The PPI indexes include a gauge that closely tracks other measures of inflation faced by households—such as the Consumer Price Index and the Commerce Department’s Personal Consumption Expenditure price index—called “personal consumption less food, energy, and trade services.” Prices here were up 0.6 percent for the month, the highest gain since March of 2022’s 0.75 percent increase.
Contrary to widespread expectations that goods prices would be a disinflationary force, goods prices excluding food and energy rose 0.6 percent. The indexes for finished goods less food and energy, which includes purchases by the government and items not directly paid for by consumers, and finished consumer goods less food and energy were each up 0.7 percent. Household furniture prices were up 0.7 percent, home electronics prices rose 0.4 percent, and appliances climbed 0.1 percent. This is not what has been built into the models showing inflation cooling this year.

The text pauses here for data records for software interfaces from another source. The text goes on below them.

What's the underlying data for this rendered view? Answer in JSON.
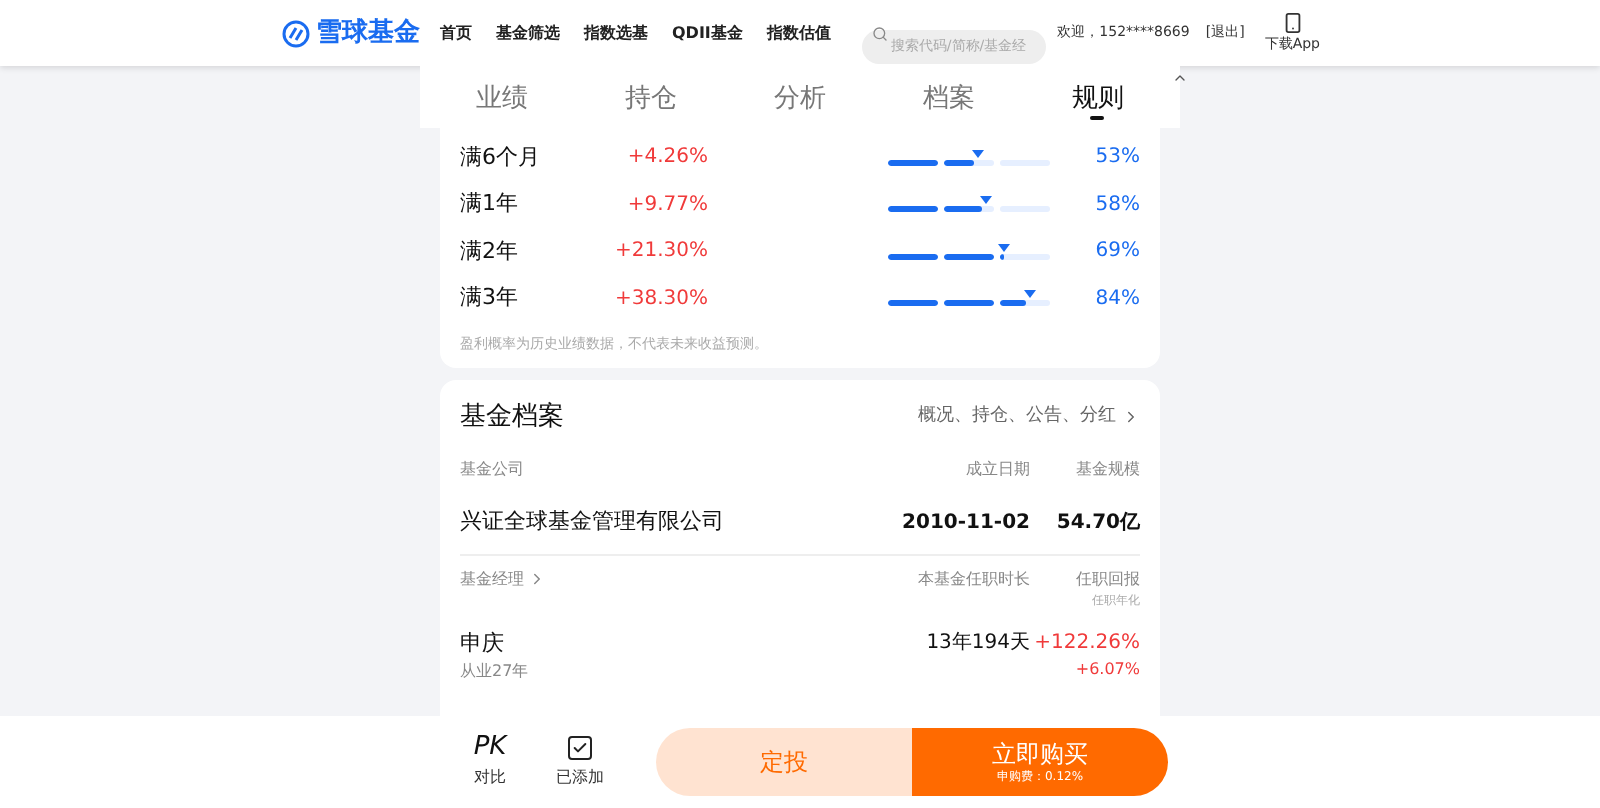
{
  "header": {
    "logo": "雪球基金",
    "nav": [
      "首页",
      "基金筛选",
      "指数选基",
      "QDII基金",
      "指数估值"
    ],
    "search": {
      "placeholder": "搜索代码/简称/基金经"
    },
    "greeting": "欢迎，152****8669",
    "logout": "[退出]",
    "download": "下载App"
  },
  "tabs": [
    {
      "label": "业绩",
      "selected": false
    },
    {
      "label": "持仓",
      "selected": false
    },
    {
      "label": "分析",
      "selected": false
    },
    {
      "label": "档案",
      "selected": false
    },
    {
      "label": "规则",
      "selected": true
    }
  ],
  "probability": {
    "rows": [
      {
        "period": "满6个月",
        "return": "+4.26%",
        "level": 0.53,
        "reading": "53%"
      },
      {
        "period": "满1年",
        "return": "+9.77%",
        "level": 0.58,
        "reading": "58%"
      },
      {
        "period": "满2年",
        "return": "+21.30%",
        "level": 0.69,
        "reading": "69%"
      },
      {
        "period": "满3年",
        "return": "+38.30%",
        "level": 0.84,
        "reading": "84%"
      }
    ],
    "note": "盈利概率为历史业绩数据，不代表未来收益预测。"
  },
  "profile": {
    "title": "基金档案",
    "link": "概况、持仓、公告、分红",
    "company_header": [
      "基金公司",
      "成立日期",
      "基金规模"
    ],
    "company": {
      "name": "兴证全球基金管理有限公司",
      "founded": "2010-11-02",
      "size": "54.70亿"
    },
    "manager_header": {
      "label": "基金经理",
      "tenure": "本基金任职时长",
      "return": "任职回报",
      "return_sub": "任职年化"
    },
    "manager": {
      "name": "申庆",
      "experience": "从业27年",
      "tenure": "13年194天",
      "return": "+122.26%",
      "annualized": "+6.07%"
    }
  },
  "bottom_bar": {
    "pk": "PK",
    "pk_label": "对比",
    "added": {
      "label": "已添加",
      "checked": true
    },
    "plan": "定投",
    "buy": "立即购买",
    "fee": "申购费：0.12%"
  }
}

The PPI figures upend the idea that the Federal Reserve’s interest rate increases have put monetary policy into a restrictive enough stance that inflation can be expected to slowly decline. Many of the measures were much higher than in recent months, suggesting a re-acceleration of inflation. The headline figure of 0.7 percent was the highest since June. The core goods prices were up the most since May of 2022. The core-core PPI index saw the largest advance since moving up 0.9 percent in March 2022.

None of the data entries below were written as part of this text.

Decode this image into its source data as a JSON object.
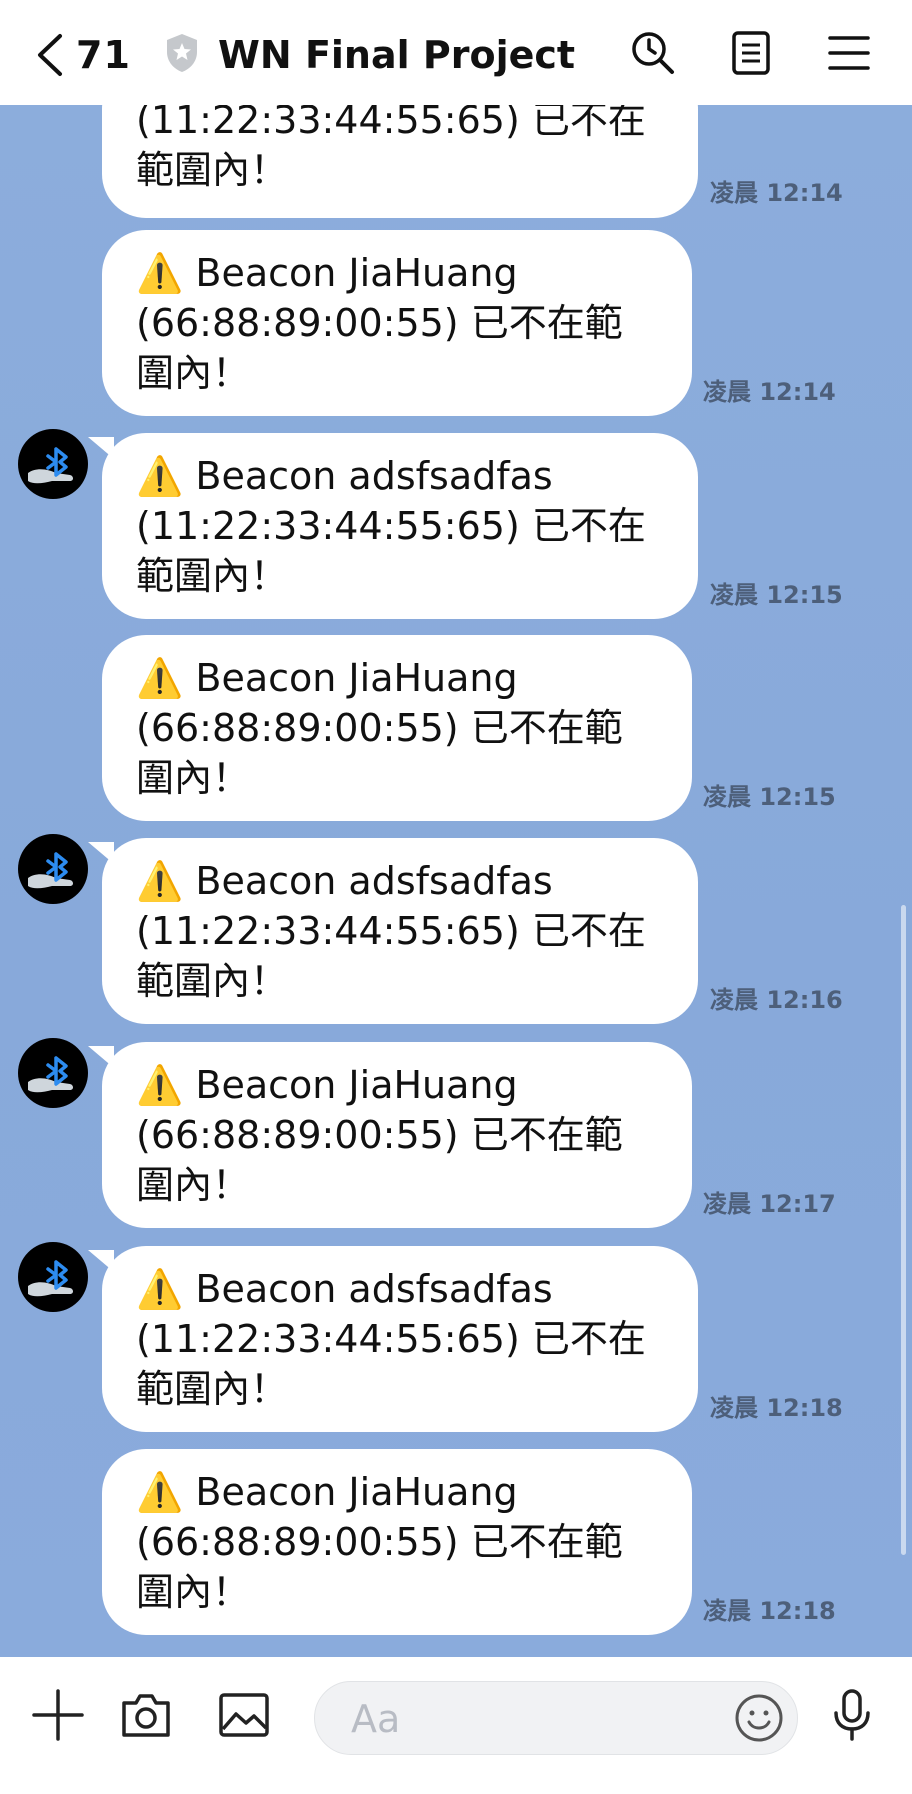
{
  "header": {
    "unread_count": "71",
    "title": "WN Final Project"
  },
  "messages": [
    {
      "text": "(11:22:33:44:55:65) 已不在\n範圍內！",
      "time": "凌晨 12:14"
    },
    {
      "text": "⚠️ Beacon JiaHuang\n(66:88:89:00:55) 已不在範\n圍內！",
      "time": "凌晨 12:14"
    },
    {
      "text": "⚠️ Beacon adsfsadfas\n(11:22:33:44:55:65) 已不在\n範圍內！",
      "time": "凌晨 12:15"
    },
    {
      "text": "⚠️ Beacon JiaHuang\n(66:88:89:00:55) 已不在範\n圍內！",
      "time": "凌晨 12:15"
    },
    {
      "text": "⚠️ Beacon adsfsadfas\n(11:22:33:44:55:65) 已不在\n範圍內！",
      "time": "凌晨 12:16"
    },
    {
      "text": "⚠️ Beacon JiaHuang\n(66:88:89:00:55) 已不在範\n圍內！",
      "time": "凌晨 12:17"
    },
    {
      "text": "⚠️ Beacon adsfsadfas\n(11:22:33:44:55:65) 已不在\n範圍內！",
      "time": "凌晨 12:18"
    },
    {
      "text": "⚠️ Beacon JiaHuang\n(66:88:89:00:55) 已不在範\n圍內！",
      "time": "凌晨 12:18"
    }
  ],
  "composer": {
    "placeholder": "Aa"
  },
  "icons": {
    "back": "chevron-left-icon",
    "shield": "shield-icon",
    "search": "clock-search-icon",
    "notes": "notes-icon",
    "menu": "hamburger-menu-icon",
    "plus": "plus-icon",
    "camera": "camera-icon",
    "image": "image-icon",
    "emoji": "emoji-icon",
    "mic": "microphone-icon",
    "avatar": "bluetooth-hand-avatar"
  },
  "colors": {
    "chat_background": "#8caddc",
    "bubble": "#ffffff",
    "warning": "#f4c20d",
    "bluetooth": "#2d8cf0"
  }
}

The Labor Market Is Still Sizzling
The Labor Department on Thursday also released the latest estimates for unemployment claims. With all the headlines about layoffs in both technology and entertainment, it’s easy to see why these might be expected to pick up. But they remain at incredibly low levels.

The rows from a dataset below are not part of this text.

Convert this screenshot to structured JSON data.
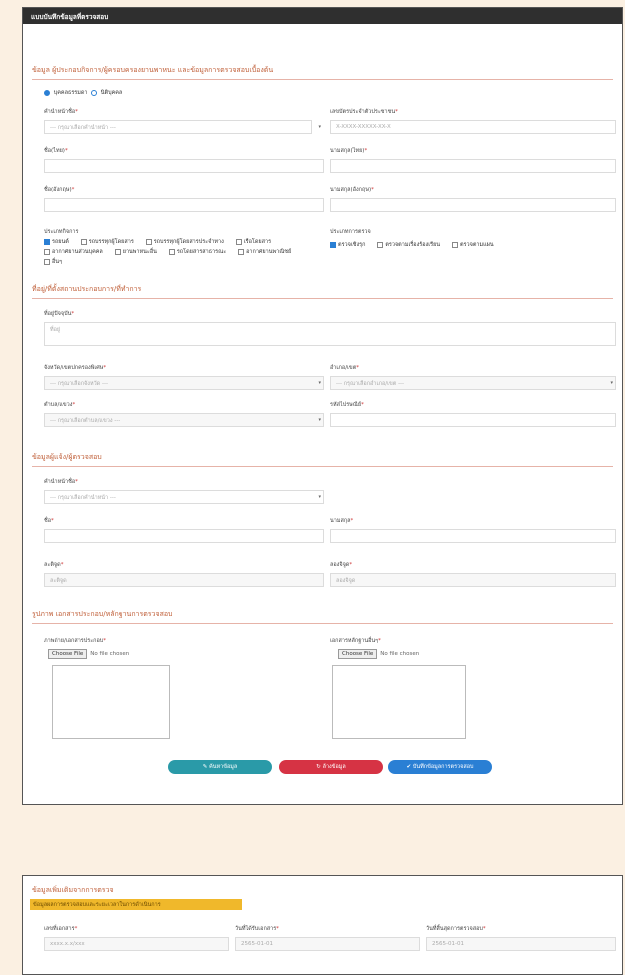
{
  "header": {
    "title": "แบบบันทึกข้อมูลที่ตรวจสอบ"
  },
  "section1": {
    "title": "ข้อมูล ผู้ประกอบกิจการ/ผู้ครอบครองยานพาหนะ และข้อมูลการตรวจสอบเบื้องต้น",
    "radio_opt1": "บุคคลธรรมดา",
    "radio_opt2": "นิติบุคคล",
    "prefix_label": "คำนำหน้าชื่อ",
    "prefix_placeholder": "--- กรุณาเลือกคำนำหน้า ---",
    "idcard_label": "เลขบัตรประจำตัวประชาชน",
    "idcard_placeholder": "X-XXXX-XXXXX-XX-X",
    "firstname_label": "ชื่อ(ไทย)",
    "firstname_en_label": "นามสกุล(ไทย)",
    "lastname_label": "ชื่อ(อังกฤษ)",
    "lastname_en_label": "นามสกุล(อังกฤษ)",
    "vehicle_type_label": "ประเภทกิจการ",
    "vehicle_types": [
      "รถยนต์",
      "รถบรรทุกผู้โดยสาร",
      "รถบรรทุกผู้โดยสารประจำทาง",
      "เรือโดยสาร",
      "อากาศยานส่วนบุคคล",
      "ยานพาหนะอื่น",
      "รถโดยสารสาธารณะ",
      "อากาศยานพาณิชย์",
      "อื่นๆ"
    ],
    "inspect_type_label": "ประเภทการตรวจ",
    "inspect_types": [
      "ตรวจเชิงรุก",
      "ตรวจตามเรื่องร้องเรียน",
      "ตรวจตามแผน"
    ]
  },
  "section2": {
    "title": "ที่อยู่/ที่ตั้งสถานประกอบการ/ที่ทำการ",
    "address_label": "ที่อยู่ปัจจุบัน",
    "address_placeholder": "ที่อยู่",
    "province_label": "จังหวัด/เขตปกครองพิเศษ",
    "province_placeholder": "--- กรุณาเลือกจังหวัด ---",
    "district_label": "อำเภอ/เขต",
    "district_placeholder": "--- กรุณาเลือกอำเภอ/เขต ---",
    "subdistrict_label": "ตำบล/แขวง",
    "subdistrict_placeholder": "--- กรุณาเลือกตำบล/แขวง ---",
    "postcode_label": "รหัสไปรษณีย์"
  },
  "section3": {
    "title": "ข้อมูลผู้แจ้ง/ผู้ตรวจสอบ",
    "prefix_label": "คำนำหน้าชื่อ",
    "prefix_placeholder": "--- กรุณาเลือกคำนำหน้า ---",
    "name_label": "ชื่อ",
    "surname_label": "นามสกุล",
    "lat_label": "ละติจูด",
    "lat_placeholder": "ละติจูด",
    "lng_label": "ลองจิจูด",
    "lng_placeholder": "ลองจิจูด"
  },
  "section4": {
    "title": "รูปภาพ เอกสารประกอบ/หลักฐานการตรวจสอบ",
    "file1_label": "ภาพถ่าย/เอกสารประกอบ",
    "file2_label": "เอกสารหลักฐานอื่นๆ",
    "choose_file": "Choose File",
    "no_file": "No file chosen"
  },
  "buttons": {
    "search": "ค้นหาข้อมูล",
    "reset": "ล้างข้อมูล",
    "save": "บันทึกข้อมูลการตรวจสอบ"
  },
  "card2": {
    "title": "ข้อมูลเพิ่มเติมจากการตรวจ",
    "highlight": "ข้อมูลผลการตรวจสอบและระยะเวลาในการดำเนินการ",
    "field1_label": "เลขที่เอกสาร",
    "field1_value": "xxxx.x.x/xxx",
    "field2_label": "วันที่ได้รับเอกสาร",
    "field2_value": "2565-01-01",
    "field3_label": "วันที่สิ้นสุดการตรวจสอบ",
    "field3_value": "2565-01-01"
  },
  "colors": {
    "header_bg": "#2f2f2f",
    "section_title": "#c0603a",
    "btn_search": "#2a9aa8",
    "btn_reset": "#d63344",
    "btn_save": "#2a7fd4",
    "highlight": "#f0b82b",
    "page_bg": "#fbf0e2"
  },
  "icons": {
    "search_button": "search-icon",
    "reset_button": "reset-icon",
    "save_button": "save-icon"
  }
}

Initial claims for unemployment benefits dropped to 194,000, the fifth consecutive week in which claims have been below 200,000. To understand just how low this is, take a look at the chart below which shows claims prior to the pandemic. We’ve excluded the years after the pandemic struck because the huge spike in 2020, in which weekly claims jumped to 6.2 million in the week ended April 4, would make the chart unreadable. What you can see here is that except for a few brief months during the Trump presidency, initial claims have never been below 200,000 since 1969. They’ve only rarely been below 300,000.
This number is not adjusted for the size of the workforce eligible for unemployment benefits. Back in 1969, for example, the labor force was half of what it is today. So, the level of people seeking jobless benefits as a share of the labor force was much higher back then than it is today.
Similarly, continuing claims are extremely low. These rose by 16,000 to 1,696,000 in the latest report. As you can see in the chart below, which ends in December 2019, we’ve almost never seen claims this low. Apart from the Trump-era, you have to go back to 1973 to get claims in this neighborhood.
When the Labor Department said there were 11 million job vacancies at the end of December, an unexpected increase in openings, many thought maybe it was a fluke or seasonal distortion. Then we got the nonfarm payrolls report showing that employers added 517,000 workers to payrolls in January, and unemployment fell to 3.4 percent, the lowest since 1969. This brought the ratio of vacancies to unemployed people to 1.9 to one, near the record high hit last year. Now we’ve had five weeks of historically low unemployment claims. This is not a statistical illusion. The labor market is firing on all cylinders.
The U.S. economy experienced an inflationary boom in January—which means the Federal Reserve has a lot more work to do in its efforts to tame inflation. The chances that the Fed pauses after two more hikes are getting slimmer.